Improvements seen in second year with iPads


Taylor Harmon

iPads are put to good use in a social studies classroom.

Taylor Harmon, Staff Writer

The iPads are still relatively new to Northmont, and are now being used by the entire freshman and sophomore classes. The minis were introduced in an effort to help students by serving as a resource, giving them them quicker and more immediate access to the internet and educational apps. However, going into the second year, are the iPads really benefiting students’ education, or are they more of a hindrance?

Juniors and seniors who did not receive an iPad are extremely skeptical of the younger students receiving such prized technology.

“They are just going to be too distracted. They (the students) would play their games too much,” said senior Clarissa Rockey.

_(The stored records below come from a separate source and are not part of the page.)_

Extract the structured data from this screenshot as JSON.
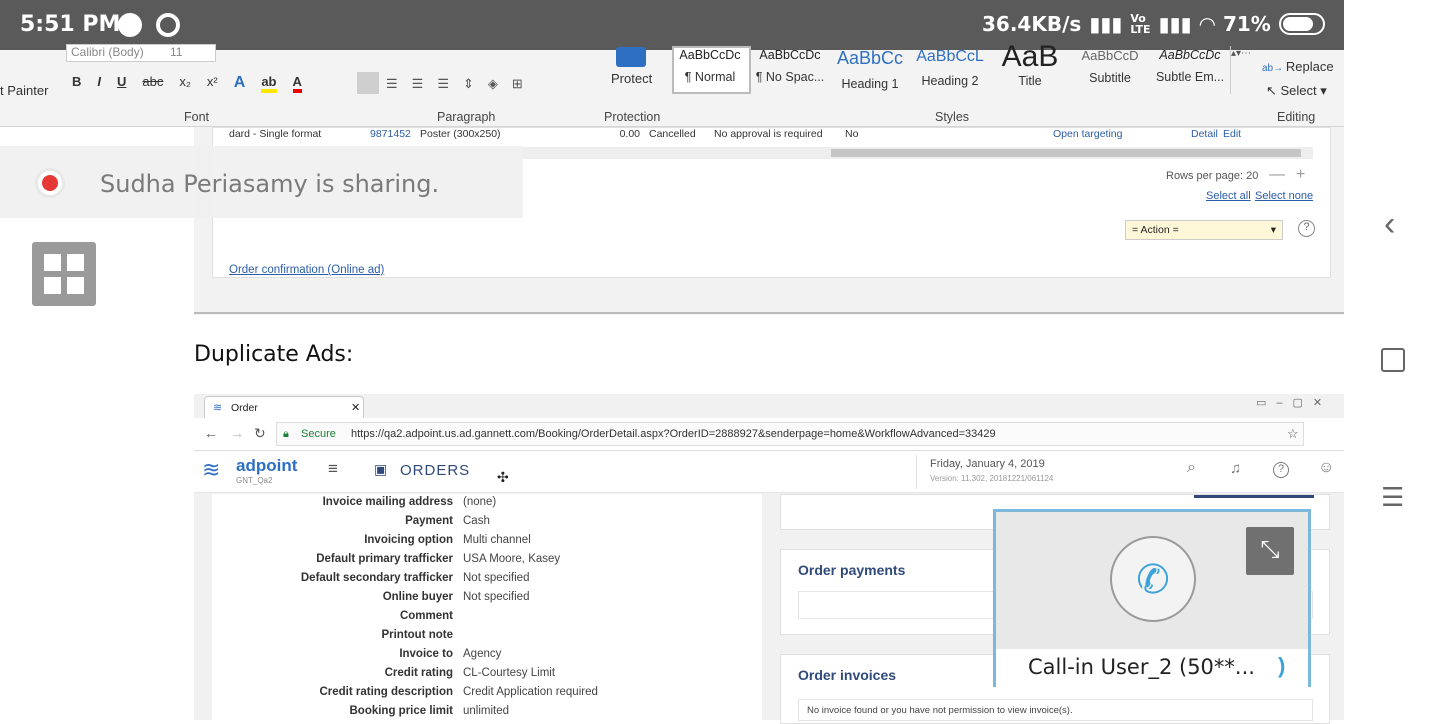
{
  "status": {
    "time": "5:51 PM",
    "speed": "36.4KB/s",
    "battery": "71%"
  },
  "ribbon": {
    "font_name": "Calibri (Body)",
    "font_size": "11",
    "painter": "t Painter",
    "font_group": "Font",
    "paragraph_group": "Paragraph",
    "protect_label": "Protect",
    "protection_group": "Protection",
    "styles_group": "Styles",
    "editing_group": "Editing",
    "replace": "Replace",
    "select": "Select",
    "styles": [
      {
        "sample": "AaBbCcDc",
        "name": "¶ Normal"
      },
      {
        "sample": "AaBbCcDc",
        "name": "¶ No Spac..."
      },
      {
        "sample": "AaBbCc",
        "name": "Heading 1"
      },
      {
        "sample": "AaBbCcL",
        "name": "Heading 2"
      },
      {
        "sample": "AaB",
        "name": "Title"
      },
      {
        "sample": "AaBbCcD",
        "name": "Subtitle"
      },
      {
        "sample": "AaBbCcDc",
        "name": "Subtle Em..."
      }
    ]
  },
  "sharing": {
    "text": "Sudha Periasamy is sharing."
  },
  "top_table": {
    "row": [
      "dard - Single format",
      "9871452",
      "Poster (300x250)",
      "0.00",
      "Cancelled",
      "No approval is required",
      "No",
      "Open targeting",
      "Detail",
      "Edit"
    ],
    "rows_per_page": "Rows per page: 20",
    "select_all": "Select all",
    "select_none": "Select none",
    "action": "= Action =",
    "order_confirm": "Order confirmation (Online ad)"
  },
  "heading": "Duplicate Ads:",
  "browser": {
    "tab": "Order",
    "secure": "Secure",
    "url": "https://qa2.adpoint.us.ad.gannett.com/Booking/OrderDetail.aspx?OrderID=2888927&senderpage=home&WorkflowAdvanced=33429",
    "logo": "adpoint",
    "logo_sub": "GNT_Qa2",
    "section": "ORDERS",
    "date": "Friday, January 4, 2019",
    "version": "Version: 11.302, 20181221/061124",
    "fields": [
      {
        "label": "Invoice mailing address",
        "value": "(none)"
      },
      {
        "label": "Payment",
        "value": "Cash"
      },
      {
        "label": "Invoicing option",
        "value": "Multi channel"
      },
      {
        "label": "Default primary trafficker",
        "value": "USA Moore, Kasey"
      },
      {
        "label": "Default secondary trafficker",
        "value": "Not specified"
      },
      {
        "label": "Online buyer",
        "value": "Not specified"
      },
      {
        "label": "Comment",
        "value": ""
      },
      {
        "label": "Printout note",
        "value": ""
      },
      {
        "label": "Invoice to",
        "value": "Agency"
      },
      {
        "label": "Credit rating",
        "value": "CL-Courtesy Limit"
      },
      {
        "label": "Credit rating description",
        "value": "Credit Application required"
      },
      {
        "label": "Booking price limit",
        "value": "unlimited"
      }
    ],
    "order_payments": "Order payments",
    "order_invoices": "Order invoices",
    "no_invoice": "No invoice found or you have not permission to view invoice(s)."
  },
  "call": {
    "name": "Call-in User_2 (50**..."
  }
}
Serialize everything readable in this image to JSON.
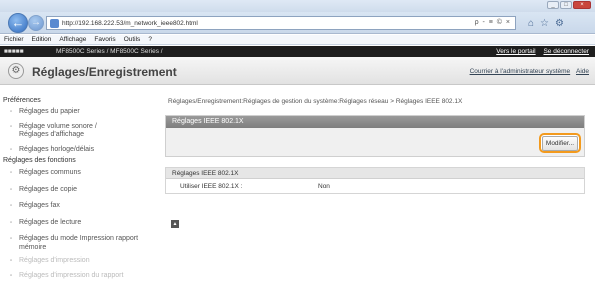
{
  "browser": {
    "url": "http://192.168.222.53/m_network_ieee802.html",
    "address_tools": "ρ - ≡ © ×",
    "menu": [
      "Fichier",
      "Edition",
      "Affichage",
      "Favoris",
      "Outils",
      "?"
    ]
  },
  "header": {
    "model": "MF8500C Series /",
    "models": "MF8500C Series / MF8500C Series /",
    "portal_link": "Vers le portail",
    "logout_link": "Se déconnecter",
    "page_title": "Réglages/Enregistrement",
    "mail_admin_link": "Courrier à l'administrateur système",
    "help_link": "Aide"
  },
  "sidebar": {
    "preferences_title": "Préférences",
    "preferences_items": [
      "Réglages du papier",
      "Réglage volume sonore / Réglages d'affichage",
      "Réglages horloge/délais"
    ],
    "functions_title": "Réglages des fonctions",
    "functions_items": [
      "Réglages communs",
      "Réglages de copie",
      "Réglages fax",
      "Réglages de lecture",
      "Réglages du mode Impression rapport mémoire",
      "Réglages d'impression",
      "Réglages d'impression du rapport"
    ]
  },
  "main": {
    "breadcrumb": "Réglages/Enregistrement:Réglages de gestion du système:Réglages réseau > Réglages IEEE 802.1X",
    "section_header": "Réglages IEEE 802.1X",
    "modify_button": "Modifier...",
    "details_header": "Réglages IEEE 802.1X",
    "row_label": "Utiliser IEEE 802.1X :",
    "row_value": "Non",
    "top_button": "▲"
  }
}
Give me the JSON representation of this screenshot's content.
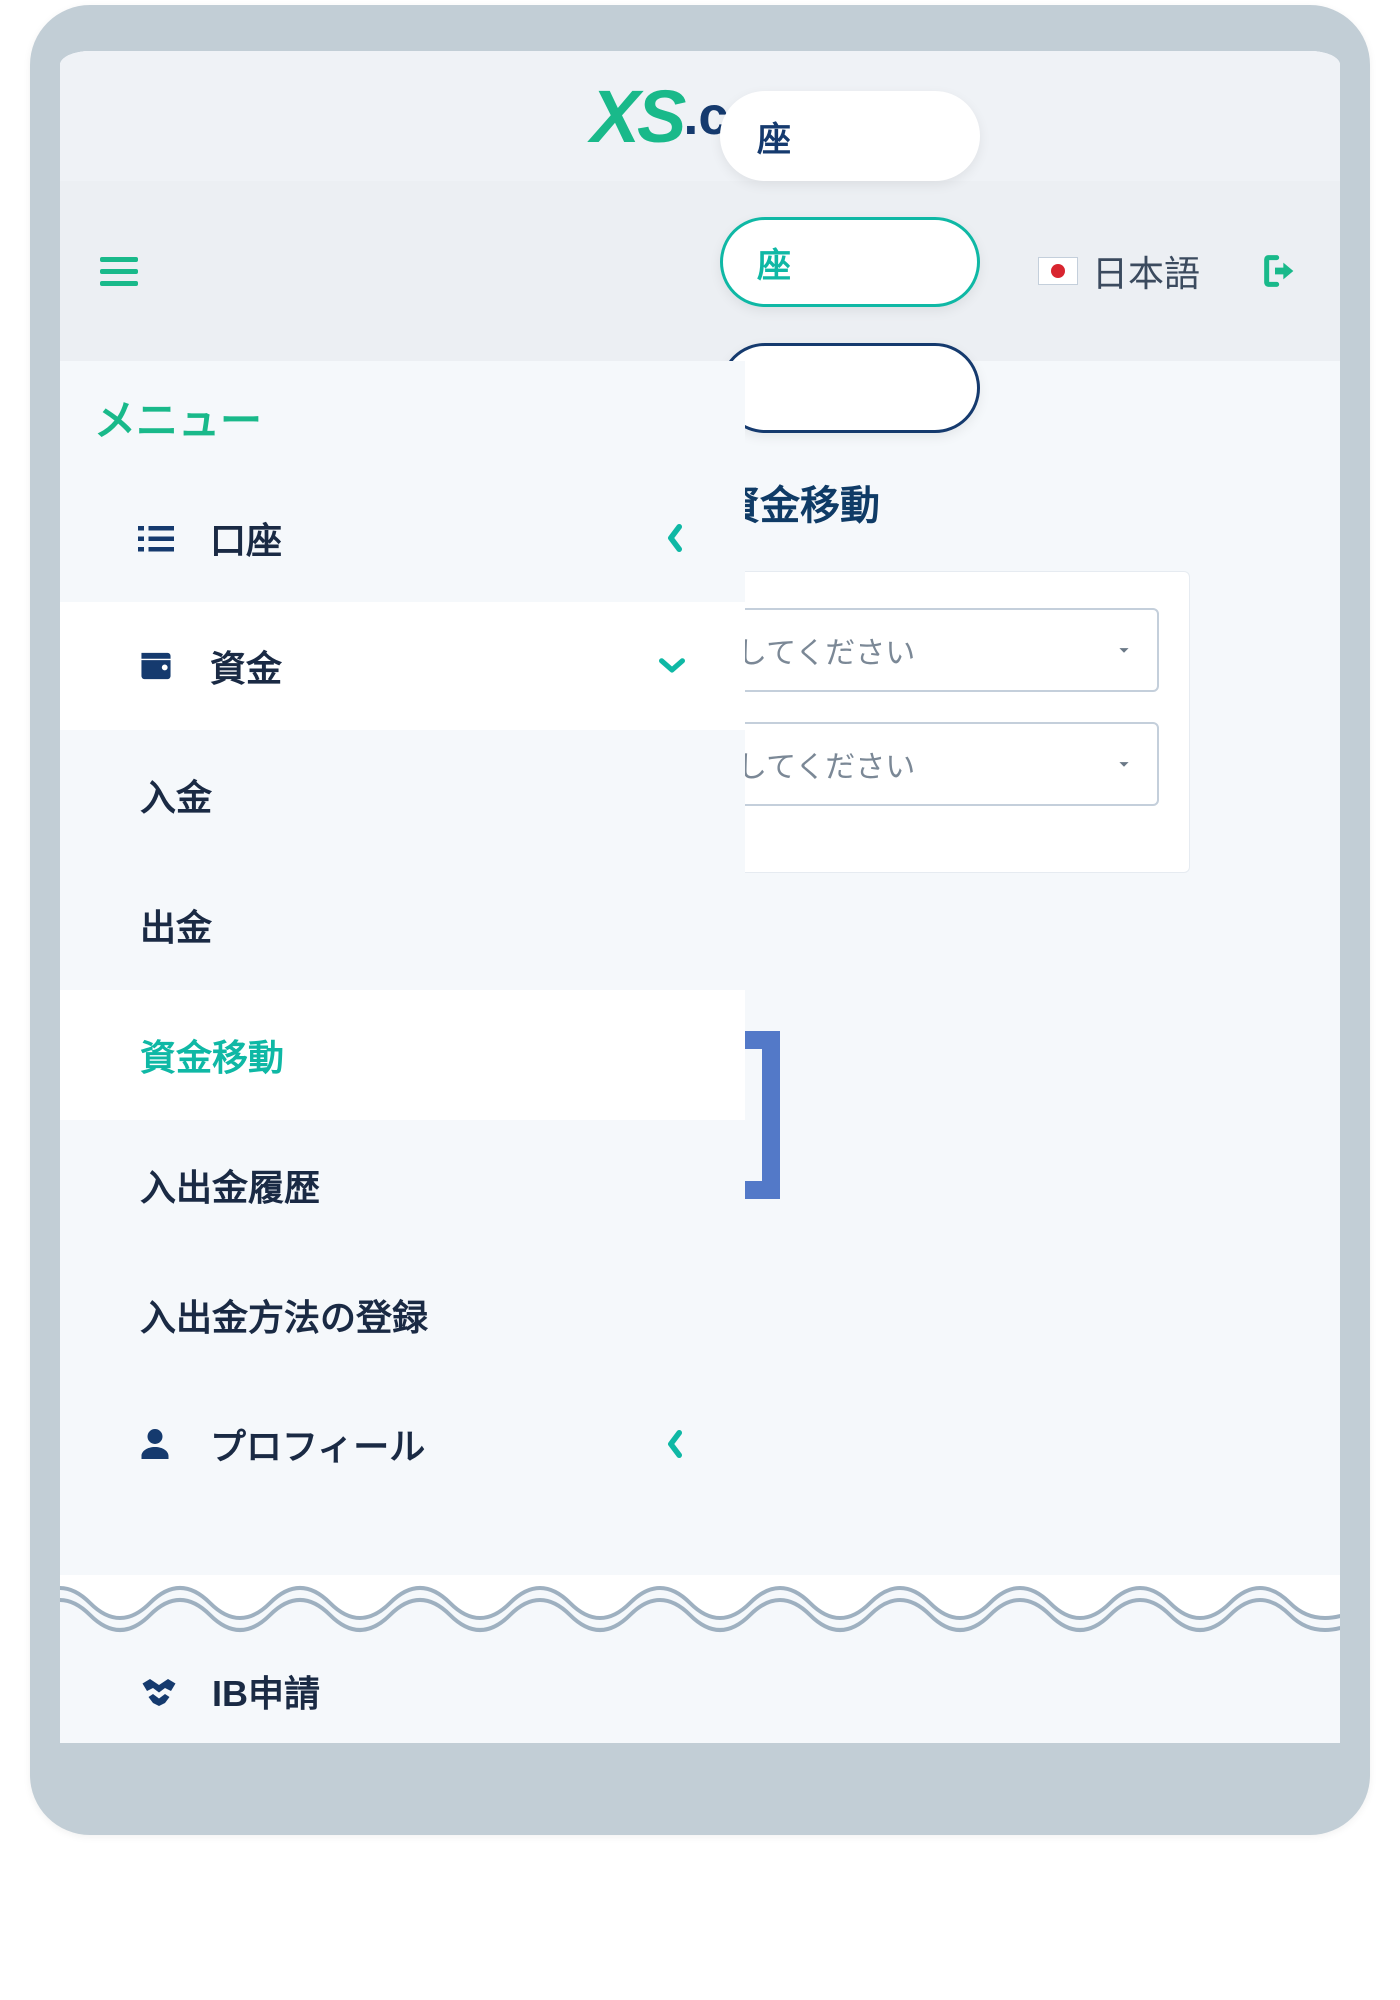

But even though some people are doubtful, there are plenty who think students are doing well with the iPads, especially compared to last year.

“They’re doing good this year. They were horrible last year, but the school’s come down this year,” said science teacher Ms. Mary Ann McInnes. “They needed to teach us how to approach it.”

Students as well as teachers have noticed improvement this school year.

“Last year, everyone played games,” said sophomore Jordon Meriner. “We were just getting used to it. This year, we have more work to do.”

The iPads help students with that work, too.

“It give you connections to resources,” said junior Dylana Harris. “So instead of just using notes you can get a better, in-depth understanding of things.”

The outcome, however, ultimately has to do with the user.

“It depends on the kid,” said science teacher Mr. Matthew Shaltry. “It also depends on the teacher, and how they use it.”

With every year, teachers and students alike are learning how to better use the iPads to make teaching and studying easier, and the iPads are likely to only get better as they find new ways to use them.